Diane is a certified nursing assistant (CNA) at BOSC in the peri-op area. She’s on her feet for seven or more hours each day taking care of patients, prepping them for surgery, turning over rooms, moving patient carts, restocking areas, and many other responsibilities. But this past February, Diane went from working at the surgery center to being one of its patients.
“Six years ago, I was told I needed a new knee,” Diane says. “As the years passed, I felt myself limping more and having pain constantly, but I just decided to live with it.”
In her role as a CNA, Diane has worked with many patients who’ve had their joint replacement surgeries performed right at BOSC as part of the outpatient joint journey. Working with these patients – who were living with the same symptoms as her – and seeing how well they were doing after their surgeries inspired Diane to go see one of the OSMS doctors about her knee. She chose Dr. Michael Tressler based on the fact that he replaced her 85-year-old mother’s knee, and she was doing remarkable.
“About four hours after my surgery, when the block wore off and I had to get up, I remember holding my breath and thinking, ‘no way can I walk on this thing,'” Diane says. “But I did, and I’ve been moving along ever since!”
Diane went to therapy two times a week for three weeks, and then once a week for two more weeks.
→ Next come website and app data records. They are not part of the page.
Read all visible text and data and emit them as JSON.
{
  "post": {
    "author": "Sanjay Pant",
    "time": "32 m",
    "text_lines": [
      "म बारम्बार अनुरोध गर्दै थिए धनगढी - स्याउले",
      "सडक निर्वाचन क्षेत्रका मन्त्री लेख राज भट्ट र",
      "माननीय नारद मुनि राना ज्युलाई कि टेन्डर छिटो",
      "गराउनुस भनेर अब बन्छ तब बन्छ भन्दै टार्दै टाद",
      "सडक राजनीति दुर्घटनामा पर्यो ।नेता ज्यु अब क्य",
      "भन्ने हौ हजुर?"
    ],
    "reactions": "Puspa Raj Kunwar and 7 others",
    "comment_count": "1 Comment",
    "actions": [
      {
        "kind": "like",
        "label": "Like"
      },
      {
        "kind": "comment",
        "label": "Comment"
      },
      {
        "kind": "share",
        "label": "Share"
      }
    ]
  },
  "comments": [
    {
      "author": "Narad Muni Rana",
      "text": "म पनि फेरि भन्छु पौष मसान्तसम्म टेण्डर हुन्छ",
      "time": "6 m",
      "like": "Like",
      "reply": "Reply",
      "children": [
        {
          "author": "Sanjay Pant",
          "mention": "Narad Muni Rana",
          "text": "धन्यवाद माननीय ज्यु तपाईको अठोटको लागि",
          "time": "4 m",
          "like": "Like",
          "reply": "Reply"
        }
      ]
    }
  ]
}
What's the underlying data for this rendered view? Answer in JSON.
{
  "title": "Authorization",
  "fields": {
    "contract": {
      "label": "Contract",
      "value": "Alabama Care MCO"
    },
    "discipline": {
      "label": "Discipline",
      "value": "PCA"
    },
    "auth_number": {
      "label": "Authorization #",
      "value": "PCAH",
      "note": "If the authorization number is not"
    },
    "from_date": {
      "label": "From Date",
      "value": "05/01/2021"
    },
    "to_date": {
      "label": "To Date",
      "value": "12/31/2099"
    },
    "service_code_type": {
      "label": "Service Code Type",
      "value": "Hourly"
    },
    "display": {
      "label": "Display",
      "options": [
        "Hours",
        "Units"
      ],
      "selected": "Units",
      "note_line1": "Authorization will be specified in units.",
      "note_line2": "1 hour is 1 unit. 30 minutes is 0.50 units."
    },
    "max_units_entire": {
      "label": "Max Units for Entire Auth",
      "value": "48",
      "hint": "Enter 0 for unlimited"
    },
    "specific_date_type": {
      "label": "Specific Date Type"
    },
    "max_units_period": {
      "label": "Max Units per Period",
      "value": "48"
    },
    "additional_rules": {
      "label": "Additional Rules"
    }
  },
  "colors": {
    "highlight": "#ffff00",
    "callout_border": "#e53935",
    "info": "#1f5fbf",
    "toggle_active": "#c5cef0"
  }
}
During this time, she also did home therapy twice a day. At about 4-5 weeks post-surgery, she walked her first mile. In the next few weeks, she stained a deck, raked leaves, and mulched her landscape. After 11 weeks, Diane was able to return to work and within a month progress back up to full time.
“Before surgery, Dr. Tressler told me that I could get my life back, and he was right!” Diane says.
Her pain is gone. Stairs are no longer a chore. Diane is back to living the life she loves and sometimes even forgets that she has a new knee!
“Now, I’m six months post-op, and I wonder why I didn’t do it sooner. But you definitely have to be ready physically and mentally for a joint replacement,” Diane says. “After going through this experience, I feel like I can give our patients the support they may need to get over the anxieties or just share with them positive thoughts that may help them feel more at ease.”